HSGAC Hearing Statement: “Terror in Europe: Safeguarding U.S. Citizens At Home and Abroad”
WASHINGTON – Today, the U.S. Senate Homeland Security and Governmental Affairs Committee held the hearing, “Terror in Europe: Safeguarding U.S. Citizens At Home and Abroad.” Below is the opening statement of Ranking Member Tom Carper (D-Del.), as prepared for delivery:
“Mr. Chairman, thank you for calling this hearing. Our thoughts and prayers are with the victims of the horrific attack in Brussels that took place just two weeks ago.
“As with the Paris terror attacks, similar attacks in places around the world like Pakistan and Turkey, as well as the Boston Marathon and San Bernardino attacks on our shores, what happened in Brussels exposes once again the vulnerability of public places such as malls, train stations, and airports. With today’s 24-hour news cycle, Americans are seeing these attacks unfold in real time. From our living rooms, we can see the devastation these attacks caused, and the pain they inflict on the victims and their loved ones. So Americans are understandably uneasy and concerned for their safety and for the safety of their families, friends, and neighbors. But it’s important to remember that the most potent weapon terrorists like those who committed these recent attacks have is fear. They want to scare us into turning against one another and our neighbors. They want to make us afraid to go about our everyday lives.

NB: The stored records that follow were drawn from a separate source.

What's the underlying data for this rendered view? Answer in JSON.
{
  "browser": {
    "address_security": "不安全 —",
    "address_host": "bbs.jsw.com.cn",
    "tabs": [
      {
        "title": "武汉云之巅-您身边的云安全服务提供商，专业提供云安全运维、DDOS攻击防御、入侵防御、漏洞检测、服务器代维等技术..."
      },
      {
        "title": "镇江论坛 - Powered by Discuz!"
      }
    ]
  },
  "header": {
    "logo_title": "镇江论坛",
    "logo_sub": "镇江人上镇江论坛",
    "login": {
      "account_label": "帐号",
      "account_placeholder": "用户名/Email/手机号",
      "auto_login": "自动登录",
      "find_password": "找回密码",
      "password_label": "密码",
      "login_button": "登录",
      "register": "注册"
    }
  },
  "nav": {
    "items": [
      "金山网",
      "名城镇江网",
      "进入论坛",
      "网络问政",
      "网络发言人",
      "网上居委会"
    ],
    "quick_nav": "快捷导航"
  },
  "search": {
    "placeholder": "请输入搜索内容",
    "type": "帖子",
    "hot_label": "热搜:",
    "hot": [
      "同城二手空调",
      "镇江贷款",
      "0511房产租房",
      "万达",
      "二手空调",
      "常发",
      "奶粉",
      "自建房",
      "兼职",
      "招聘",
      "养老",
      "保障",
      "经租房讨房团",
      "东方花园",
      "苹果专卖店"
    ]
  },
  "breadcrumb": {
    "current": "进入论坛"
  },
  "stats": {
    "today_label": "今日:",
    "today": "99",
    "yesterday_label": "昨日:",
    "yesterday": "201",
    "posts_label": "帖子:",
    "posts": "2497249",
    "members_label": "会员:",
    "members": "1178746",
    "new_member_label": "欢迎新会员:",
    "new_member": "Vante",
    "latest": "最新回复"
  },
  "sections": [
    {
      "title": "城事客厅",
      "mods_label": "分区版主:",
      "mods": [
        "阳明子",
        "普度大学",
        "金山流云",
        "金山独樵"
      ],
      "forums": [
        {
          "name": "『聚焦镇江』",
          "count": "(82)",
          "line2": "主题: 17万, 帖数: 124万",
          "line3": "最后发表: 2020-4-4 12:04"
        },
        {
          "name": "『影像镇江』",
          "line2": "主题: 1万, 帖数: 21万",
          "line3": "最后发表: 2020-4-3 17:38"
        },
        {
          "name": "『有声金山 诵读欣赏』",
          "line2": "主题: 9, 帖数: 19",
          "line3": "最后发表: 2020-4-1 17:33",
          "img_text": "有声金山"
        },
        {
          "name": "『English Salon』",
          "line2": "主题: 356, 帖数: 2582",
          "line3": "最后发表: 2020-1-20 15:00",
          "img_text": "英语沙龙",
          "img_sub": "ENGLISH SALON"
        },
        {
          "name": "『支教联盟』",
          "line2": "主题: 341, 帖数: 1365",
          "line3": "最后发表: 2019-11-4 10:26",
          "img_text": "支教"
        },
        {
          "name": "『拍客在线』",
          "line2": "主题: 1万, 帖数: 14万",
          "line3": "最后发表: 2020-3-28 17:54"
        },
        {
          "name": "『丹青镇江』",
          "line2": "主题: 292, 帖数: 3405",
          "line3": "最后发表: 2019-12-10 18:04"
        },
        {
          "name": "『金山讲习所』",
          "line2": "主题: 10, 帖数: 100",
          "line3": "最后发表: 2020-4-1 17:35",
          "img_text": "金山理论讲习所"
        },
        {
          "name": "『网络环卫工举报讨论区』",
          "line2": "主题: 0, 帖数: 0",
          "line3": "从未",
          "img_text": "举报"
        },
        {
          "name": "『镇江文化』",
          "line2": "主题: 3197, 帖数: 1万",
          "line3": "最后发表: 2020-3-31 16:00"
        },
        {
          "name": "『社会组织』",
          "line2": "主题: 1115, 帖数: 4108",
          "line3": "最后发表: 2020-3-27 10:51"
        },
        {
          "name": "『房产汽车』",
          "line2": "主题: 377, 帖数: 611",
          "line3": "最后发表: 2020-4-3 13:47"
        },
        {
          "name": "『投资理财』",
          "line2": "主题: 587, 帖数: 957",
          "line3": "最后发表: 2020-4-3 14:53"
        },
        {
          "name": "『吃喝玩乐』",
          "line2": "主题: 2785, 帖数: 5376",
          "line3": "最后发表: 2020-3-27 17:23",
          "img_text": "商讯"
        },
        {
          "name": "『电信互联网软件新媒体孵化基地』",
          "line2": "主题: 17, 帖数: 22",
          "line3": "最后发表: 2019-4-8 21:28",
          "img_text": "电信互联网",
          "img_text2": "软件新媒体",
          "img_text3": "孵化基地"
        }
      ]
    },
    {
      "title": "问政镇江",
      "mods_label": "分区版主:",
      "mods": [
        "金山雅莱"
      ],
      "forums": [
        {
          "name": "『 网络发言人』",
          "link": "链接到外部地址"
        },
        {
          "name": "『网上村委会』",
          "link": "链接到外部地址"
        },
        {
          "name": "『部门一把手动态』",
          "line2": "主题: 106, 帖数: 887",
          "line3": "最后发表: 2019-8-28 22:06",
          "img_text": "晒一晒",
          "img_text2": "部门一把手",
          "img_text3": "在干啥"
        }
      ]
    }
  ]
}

“We might feel a little bit safer if we saw more obvious security at every public place we visit. But those measures come at a high price, and don’t necessarily deter terrorists who do not value other lives or even their own. And many would argue – I believe correctly – that turning every public place into a heavily guarded fortress would restrict Americans’ own personal freedoms. Instead, we need to be smart about how we combat these ever-evolving terror threats. We must continuously sharpen our ability to predict and prevent terrorist plots through the use of our robust intelligence and law enforcement capabilities. Refining these tools and ensuring that we keep pace with the evolving threats we face is an important responsibility of our federal agencies and Congress.

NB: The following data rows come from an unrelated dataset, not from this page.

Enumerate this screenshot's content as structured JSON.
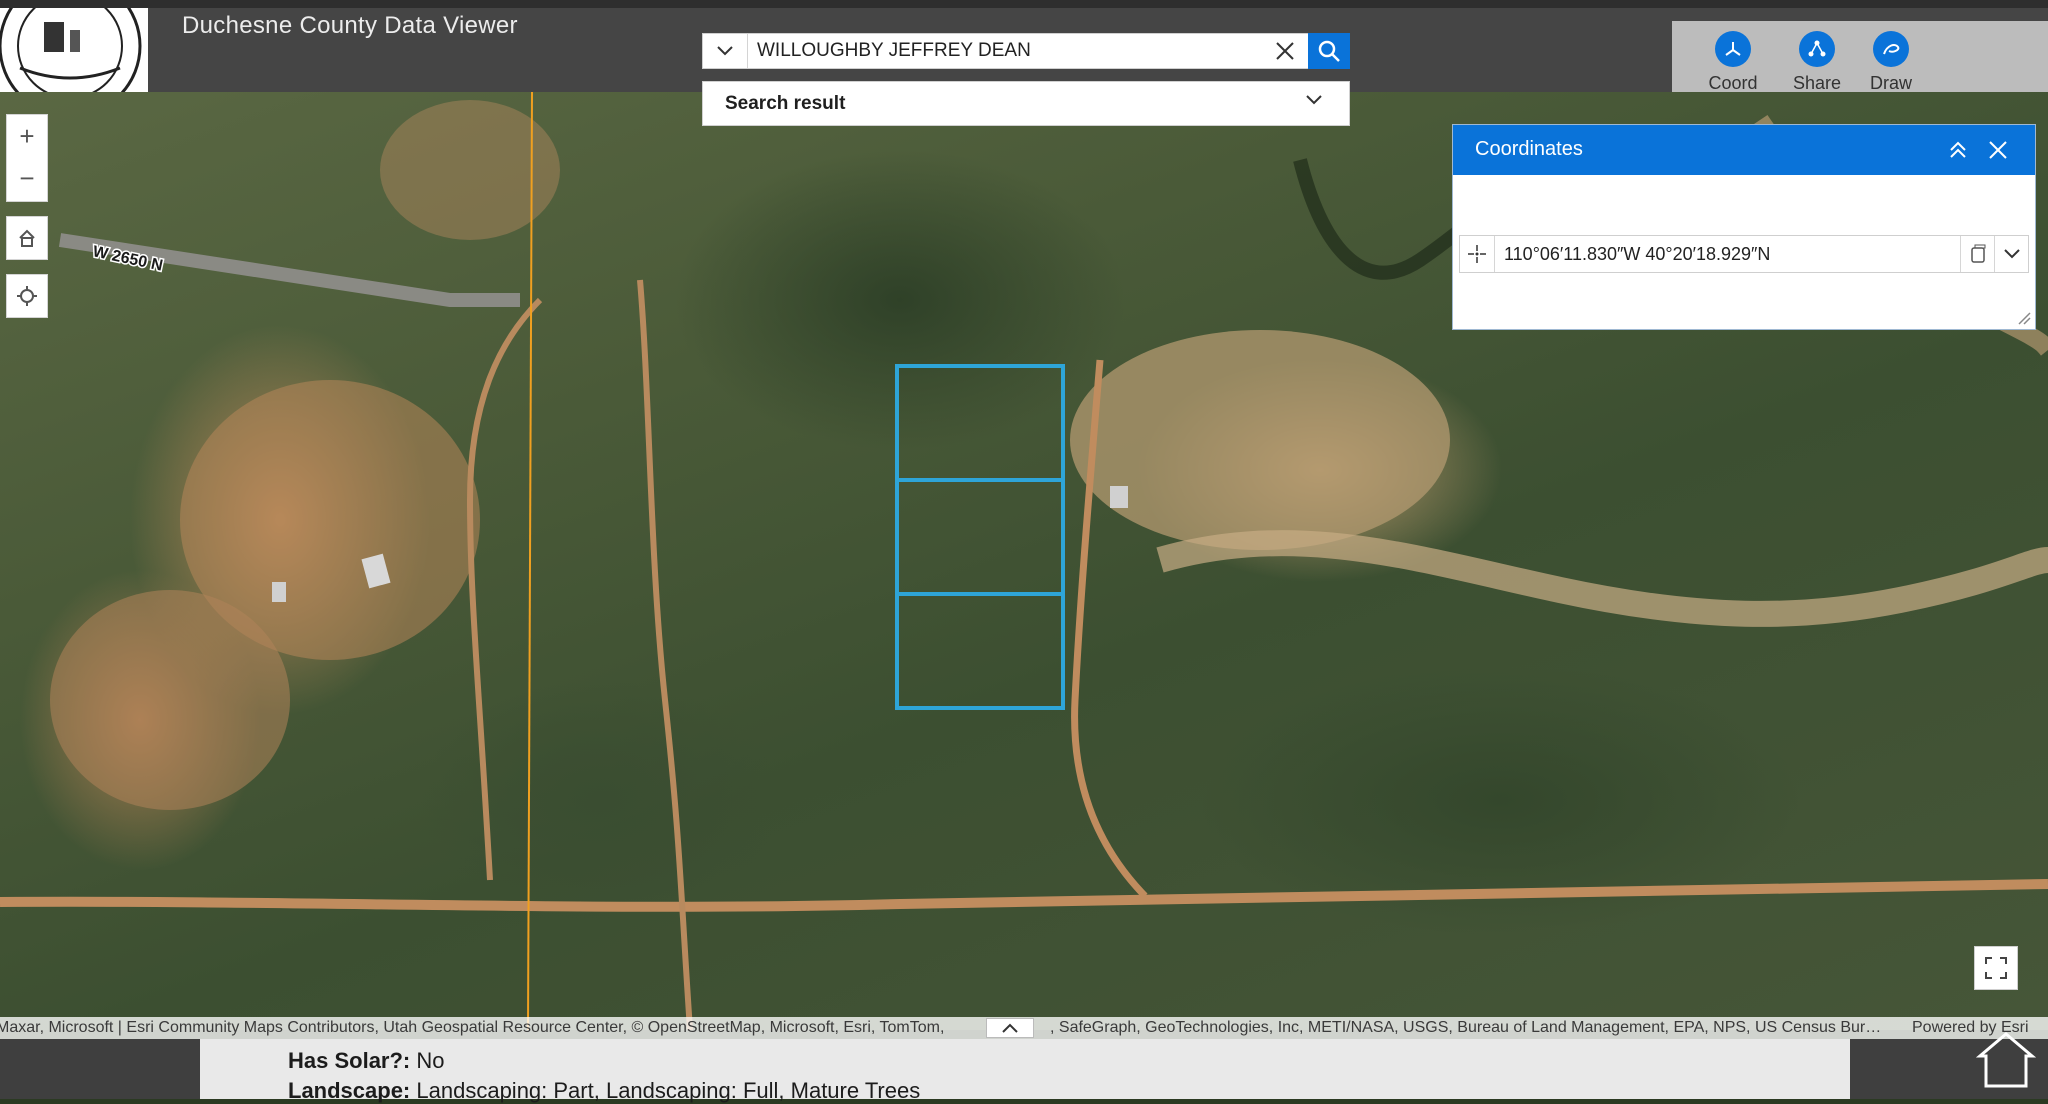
{
  "app": {
    "title": "Duchesne County Data Viewer"
  },
  "search": {
    "value": "WILLOUGHBY JEFFREY DEAN",
    "results_label": "Search result"
  },
  "toolbar": {
    "items": [
      {
        "label": "Coord",
        "icon": "coordinate-icon"
      },
      {
        "label": "Share",
        "icon": "share-icon"
      },
      {
        "label": "Draw",
        "icon": "draw-icon"
      }
    ]
  },
  "map": {
    "road_label": "W 2650 N"
  },
  "coordinates_panel": {
    "title": "Coordinates",
    "value": "110°06′11.830″W 40°20′18.929″N"
  },
  "attribution": {
    "left": "Maxar, Microsoft | Esri Community Maps Contributors, Utah Geospatial Resource Center, © OpenStreetMap, Microsoft, Esri, TomTom,",
    "right": ", SafeGraph, GeoTechnologies, Inc, METI/NASA, USGS, Bureau of Land Management, EPA, NPS, US Census Bur…",
    "powered": "Powered by Esri"
  },
  "underlying_page": {
    "line1_label": "Has Solar?:",
    "line1_value": "No",
    "line2_label": "Landscape:",
    "line2_value": "Landscaping: Part, Landscaping: Full, Mature Trees"
  },
  "colors": {
    "accent": "#0a73d9",
    "parcel_outline": "#2ea5d8",
    "boundary_line": "#f0a020",
    "header_bg": "#454545"
  }
}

“We also have a responsibility, along with our international partners, to continue to take the fight to ISIS in Iraq, Syria and elsewhere. ISIS’s recent losses have been severe. It has lost 40 percent of the territory it once held in Iraq. Coalition forces have also killed more than 10,000 ISIS fighters and 20 key ISIS leaders in recent months, including ISIS’s chief propagandist and executioner. Just over a week ago, American forces carried out a strike that led to the death of ISIS’s finance chief and second-in-command. Simultaneously, we continue to enhance the capabilities of the Iraqi Counter Terrorism forces. Iraqi forces recaptured Ramadi from ISIS in January, and the battle to seize the ISIS stronghold in Mosul is well underway. And with the ceasefire in Syria holding, more guns are being turned on ISIS. ISIS is being pushed back on its heels in Iraq and Syria. The consequence may very well be that the group, out of desperation, will seek to project the façade of power and momentum by directing or inspiring terrorist attacks against unprotected targets in Europe, the United States, and around the world.

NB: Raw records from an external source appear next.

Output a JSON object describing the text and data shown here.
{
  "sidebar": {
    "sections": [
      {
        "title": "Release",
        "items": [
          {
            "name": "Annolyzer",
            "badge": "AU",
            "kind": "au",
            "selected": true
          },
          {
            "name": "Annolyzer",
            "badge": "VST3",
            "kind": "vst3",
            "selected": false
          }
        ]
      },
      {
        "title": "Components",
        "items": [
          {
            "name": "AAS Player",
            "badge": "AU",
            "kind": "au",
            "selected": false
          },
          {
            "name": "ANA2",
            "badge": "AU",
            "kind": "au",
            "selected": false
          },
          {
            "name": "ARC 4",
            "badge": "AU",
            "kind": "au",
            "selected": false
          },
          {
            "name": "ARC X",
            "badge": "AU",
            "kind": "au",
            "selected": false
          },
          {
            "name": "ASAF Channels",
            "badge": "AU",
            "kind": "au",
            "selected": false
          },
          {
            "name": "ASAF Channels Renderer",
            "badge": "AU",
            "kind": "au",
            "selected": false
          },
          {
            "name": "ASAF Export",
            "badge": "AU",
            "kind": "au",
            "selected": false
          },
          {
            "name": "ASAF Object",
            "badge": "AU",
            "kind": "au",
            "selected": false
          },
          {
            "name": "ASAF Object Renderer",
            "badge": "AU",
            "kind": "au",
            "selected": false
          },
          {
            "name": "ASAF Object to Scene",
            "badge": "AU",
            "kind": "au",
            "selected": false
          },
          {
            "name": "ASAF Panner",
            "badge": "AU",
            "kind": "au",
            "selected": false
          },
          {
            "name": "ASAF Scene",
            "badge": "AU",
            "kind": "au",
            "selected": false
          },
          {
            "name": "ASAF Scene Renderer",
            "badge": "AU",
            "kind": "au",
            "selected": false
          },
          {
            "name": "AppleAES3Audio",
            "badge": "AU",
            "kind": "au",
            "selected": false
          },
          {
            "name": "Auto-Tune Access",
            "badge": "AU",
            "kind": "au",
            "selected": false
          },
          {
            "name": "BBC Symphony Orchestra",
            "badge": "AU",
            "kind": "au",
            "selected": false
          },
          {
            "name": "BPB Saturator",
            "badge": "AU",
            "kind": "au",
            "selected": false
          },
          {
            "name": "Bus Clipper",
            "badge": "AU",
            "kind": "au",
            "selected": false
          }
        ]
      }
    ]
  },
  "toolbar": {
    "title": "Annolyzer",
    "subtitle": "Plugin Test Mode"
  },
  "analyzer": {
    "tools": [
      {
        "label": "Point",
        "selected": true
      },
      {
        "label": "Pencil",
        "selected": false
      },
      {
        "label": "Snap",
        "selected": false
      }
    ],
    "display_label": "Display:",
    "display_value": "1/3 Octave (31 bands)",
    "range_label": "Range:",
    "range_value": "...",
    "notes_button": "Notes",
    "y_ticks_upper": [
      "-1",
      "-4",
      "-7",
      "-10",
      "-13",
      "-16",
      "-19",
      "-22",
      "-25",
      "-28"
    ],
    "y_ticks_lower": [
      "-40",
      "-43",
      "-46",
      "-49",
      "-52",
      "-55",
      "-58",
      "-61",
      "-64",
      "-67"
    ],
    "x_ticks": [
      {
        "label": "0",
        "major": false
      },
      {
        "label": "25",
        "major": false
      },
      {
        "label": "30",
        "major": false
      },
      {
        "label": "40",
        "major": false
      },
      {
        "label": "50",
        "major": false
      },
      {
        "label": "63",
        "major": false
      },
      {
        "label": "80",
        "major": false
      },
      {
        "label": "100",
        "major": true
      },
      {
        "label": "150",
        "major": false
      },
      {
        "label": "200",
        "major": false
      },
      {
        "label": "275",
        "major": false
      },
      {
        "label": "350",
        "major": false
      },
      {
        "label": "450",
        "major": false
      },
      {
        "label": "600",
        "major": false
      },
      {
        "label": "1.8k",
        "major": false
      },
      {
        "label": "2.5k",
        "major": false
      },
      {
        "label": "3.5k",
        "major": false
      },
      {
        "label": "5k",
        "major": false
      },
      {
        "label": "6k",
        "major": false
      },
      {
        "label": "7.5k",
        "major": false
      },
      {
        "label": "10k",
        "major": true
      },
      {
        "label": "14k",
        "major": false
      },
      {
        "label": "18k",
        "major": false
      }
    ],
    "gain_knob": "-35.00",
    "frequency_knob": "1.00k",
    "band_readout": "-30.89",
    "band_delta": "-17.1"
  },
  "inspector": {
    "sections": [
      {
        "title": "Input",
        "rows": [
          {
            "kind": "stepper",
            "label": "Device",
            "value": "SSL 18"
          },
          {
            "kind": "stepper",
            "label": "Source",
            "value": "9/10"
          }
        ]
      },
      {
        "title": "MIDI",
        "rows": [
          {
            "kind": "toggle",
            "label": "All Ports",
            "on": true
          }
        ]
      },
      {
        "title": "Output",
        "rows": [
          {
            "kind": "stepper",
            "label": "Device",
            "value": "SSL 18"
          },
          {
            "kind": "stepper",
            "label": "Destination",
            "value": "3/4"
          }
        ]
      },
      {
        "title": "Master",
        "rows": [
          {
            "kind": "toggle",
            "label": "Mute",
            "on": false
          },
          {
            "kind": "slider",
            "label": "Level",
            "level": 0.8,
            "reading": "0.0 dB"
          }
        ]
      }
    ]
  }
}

“We must not let these cowardly attacks deter our resolve. To the contrary, we must redouble our efforts to destroy ISIS and take away its safe havens. But we must also learn from the Brussels terror attack to ensure that our intelligence and law enforcement authorities at all levels of government are ready and able to identify and stop similar attacks here at home well before they are set in motion.
“I hope our witnesses today will share some insight on the lessons from the Brussels attack and will help provide guidance on the actions this Committee should take. Thank you Mr. Chairman.”